* _Exercise prompt_
Filter the entries below, keeping only lines with "UEFI".

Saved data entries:
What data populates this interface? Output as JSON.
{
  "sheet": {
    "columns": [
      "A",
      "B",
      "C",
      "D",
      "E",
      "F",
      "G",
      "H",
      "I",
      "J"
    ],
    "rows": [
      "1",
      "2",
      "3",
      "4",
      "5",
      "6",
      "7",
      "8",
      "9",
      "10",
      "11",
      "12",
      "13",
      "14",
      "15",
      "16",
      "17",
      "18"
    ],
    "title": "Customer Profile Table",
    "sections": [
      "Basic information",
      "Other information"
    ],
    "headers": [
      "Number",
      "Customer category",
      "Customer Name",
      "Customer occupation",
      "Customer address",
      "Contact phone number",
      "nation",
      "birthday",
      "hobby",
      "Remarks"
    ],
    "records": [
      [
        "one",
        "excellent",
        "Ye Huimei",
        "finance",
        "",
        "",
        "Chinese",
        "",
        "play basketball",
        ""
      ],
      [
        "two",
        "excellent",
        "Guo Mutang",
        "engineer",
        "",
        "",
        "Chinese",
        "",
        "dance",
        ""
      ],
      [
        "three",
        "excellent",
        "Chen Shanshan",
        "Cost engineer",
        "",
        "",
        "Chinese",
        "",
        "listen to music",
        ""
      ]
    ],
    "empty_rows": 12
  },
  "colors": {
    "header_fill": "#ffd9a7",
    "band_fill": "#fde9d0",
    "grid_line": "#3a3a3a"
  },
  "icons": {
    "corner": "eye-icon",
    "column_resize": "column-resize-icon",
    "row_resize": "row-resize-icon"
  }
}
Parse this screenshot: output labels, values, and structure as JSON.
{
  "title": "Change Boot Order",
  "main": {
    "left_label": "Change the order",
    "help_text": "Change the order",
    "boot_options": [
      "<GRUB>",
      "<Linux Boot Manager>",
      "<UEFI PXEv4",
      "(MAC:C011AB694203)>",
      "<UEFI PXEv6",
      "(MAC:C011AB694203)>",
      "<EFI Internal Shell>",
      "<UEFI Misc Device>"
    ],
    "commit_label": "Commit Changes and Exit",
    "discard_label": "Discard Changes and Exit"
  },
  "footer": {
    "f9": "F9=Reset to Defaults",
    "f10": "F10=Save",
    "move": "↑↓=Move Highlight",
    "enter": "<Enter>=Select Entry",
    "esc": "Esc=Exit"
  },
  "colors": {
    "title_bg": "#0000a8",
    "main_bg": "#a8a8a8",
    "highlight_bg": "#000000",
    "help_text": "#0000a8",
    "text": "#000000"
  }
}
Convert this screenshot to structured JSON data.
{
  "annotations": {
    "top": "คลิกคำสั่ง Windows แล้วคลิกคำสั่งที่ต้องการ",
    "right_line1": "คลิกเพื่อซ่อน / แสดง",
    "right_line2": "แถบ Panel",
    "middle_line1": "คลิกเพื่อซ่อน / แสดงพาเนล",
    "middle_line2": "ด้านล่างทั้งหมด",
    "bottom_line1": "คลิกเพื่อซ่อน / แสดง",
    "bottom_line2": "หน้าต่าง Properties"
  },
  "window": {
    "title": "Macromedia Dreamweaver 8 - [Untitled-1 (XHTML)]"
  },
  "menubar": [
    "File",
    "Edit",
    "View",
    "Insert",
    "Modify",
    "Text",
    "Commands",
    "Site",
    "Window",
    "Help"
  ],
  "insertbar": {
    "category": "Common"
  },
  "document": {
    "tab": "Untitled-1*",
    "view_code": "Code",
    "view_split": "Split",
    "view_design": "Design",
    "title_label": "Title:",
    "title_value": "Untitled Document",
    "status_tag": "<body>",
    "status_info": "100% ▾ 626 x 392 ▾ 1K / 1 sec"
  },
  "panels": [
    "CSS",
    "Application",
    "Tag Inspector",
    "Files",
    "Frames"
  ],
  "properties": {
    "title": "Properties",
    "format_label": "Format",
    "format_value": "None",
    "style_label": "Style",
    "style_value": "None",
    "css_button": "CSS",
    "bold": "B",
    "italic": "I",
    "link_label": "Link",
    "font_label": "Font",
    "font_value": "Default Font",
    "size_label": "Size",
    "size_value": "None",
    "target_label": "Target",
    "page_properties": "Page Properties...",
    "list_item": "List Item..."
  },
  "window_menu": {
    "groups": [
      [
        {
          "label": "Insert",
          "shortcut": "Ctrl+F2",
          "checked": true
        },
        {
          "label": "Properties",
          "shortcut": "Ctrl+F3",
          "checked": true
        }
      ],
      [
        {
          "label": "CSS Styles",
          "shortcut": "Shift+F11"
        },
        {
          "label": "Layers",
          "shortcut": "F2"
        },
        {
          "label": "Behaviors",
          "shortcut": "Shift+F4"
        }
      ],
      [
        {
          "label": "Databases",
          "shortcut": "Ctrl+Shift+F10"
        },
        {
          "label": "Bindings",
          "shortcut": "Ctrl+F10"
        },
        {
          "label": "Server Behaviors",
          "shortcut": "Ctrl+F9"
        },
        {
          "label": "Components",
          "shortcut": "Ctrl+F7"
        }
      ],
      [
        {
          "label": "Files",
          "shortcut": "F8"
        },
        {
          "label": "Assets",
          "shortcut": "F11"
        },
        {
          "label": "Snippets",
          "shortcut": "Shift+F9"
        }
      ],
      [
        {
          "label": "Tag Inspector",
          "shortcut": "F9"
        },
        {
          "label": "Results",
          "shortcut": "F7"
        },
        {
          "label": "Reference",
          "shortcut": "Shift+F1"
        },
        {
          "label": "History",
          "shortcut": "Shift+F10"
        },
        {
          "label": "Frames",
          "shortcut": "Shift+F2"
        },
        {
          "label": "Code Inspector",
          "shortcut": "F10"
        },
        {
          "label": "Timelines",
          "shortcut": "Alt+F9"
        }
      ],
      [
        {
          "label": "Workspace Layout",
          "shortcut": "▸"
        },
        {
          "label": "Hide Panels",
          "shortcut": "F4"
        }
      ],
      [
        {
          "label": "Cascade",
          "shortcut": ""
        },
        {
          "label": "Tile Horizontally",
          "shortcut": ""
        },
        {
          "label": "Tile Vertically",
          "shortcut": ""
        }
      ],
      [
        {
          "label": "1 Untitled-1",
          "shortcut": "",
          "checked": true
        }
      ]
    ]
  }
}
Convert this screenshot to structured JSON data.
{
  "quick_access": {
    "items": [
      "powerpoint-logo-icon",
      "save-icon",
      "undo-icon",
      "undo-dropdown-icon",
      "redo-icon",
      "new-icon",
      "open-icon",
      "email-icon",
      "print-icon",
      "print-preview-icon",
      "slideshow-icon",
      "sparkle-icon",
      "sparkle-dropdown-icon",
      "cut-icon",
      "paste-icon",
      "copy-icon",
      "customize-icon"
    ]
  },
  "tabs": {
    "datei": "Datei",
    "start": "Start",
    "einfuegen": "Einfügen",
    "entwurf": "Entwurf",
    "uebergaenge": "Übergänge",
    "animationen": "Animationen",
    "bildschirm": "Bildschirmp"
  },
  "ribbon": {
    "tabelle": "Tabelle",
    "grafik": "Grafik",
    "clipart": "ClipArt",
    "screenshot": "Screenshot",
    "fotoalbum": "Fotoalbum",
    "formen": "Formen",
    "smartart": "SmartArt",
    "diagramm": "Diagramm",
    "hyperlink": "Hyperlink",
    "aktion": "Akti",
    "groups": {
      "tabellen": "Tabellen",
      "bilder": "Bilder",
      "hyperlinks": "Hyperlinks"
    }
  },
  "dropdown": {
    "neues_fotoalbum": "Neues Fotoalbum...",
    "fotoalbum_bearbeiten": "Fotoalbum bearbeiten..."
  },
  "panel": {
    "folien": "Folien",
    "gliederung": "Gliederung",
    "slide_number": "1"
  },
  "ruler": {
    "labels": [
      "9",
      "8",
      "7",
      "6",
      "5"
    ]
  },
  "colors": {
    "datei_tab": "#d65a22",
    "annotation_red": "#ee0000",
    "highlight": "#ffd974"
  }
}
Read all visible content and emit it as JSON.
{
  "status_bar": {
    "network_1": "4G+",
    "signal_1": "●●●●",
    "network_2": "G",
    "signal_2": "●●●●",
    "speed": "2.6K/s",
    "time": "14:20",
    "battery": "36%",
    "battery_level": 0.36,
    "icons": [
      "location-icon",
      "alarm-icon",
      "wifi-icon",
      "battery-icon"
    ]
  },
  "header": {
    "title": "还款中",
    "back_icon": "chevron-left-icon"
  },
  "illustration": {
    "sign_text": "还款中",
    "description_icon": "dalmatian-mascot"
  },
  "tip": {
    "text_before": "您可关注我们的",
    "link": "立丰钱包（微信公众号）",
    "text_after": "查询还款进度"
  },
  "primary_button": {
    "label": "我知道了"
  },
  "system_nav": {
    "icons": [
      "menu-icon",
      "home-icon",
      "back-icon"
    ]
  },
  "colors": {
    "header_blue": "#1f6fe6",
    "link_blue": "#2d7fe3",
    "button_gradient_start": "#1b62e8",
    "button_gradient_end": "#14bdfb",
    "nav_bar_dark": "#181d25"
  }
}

* _Response for this exercise_
      "<UEFI PXEv4",
      "<UEFI PXEv6",
      "<UEFI Misc Device>"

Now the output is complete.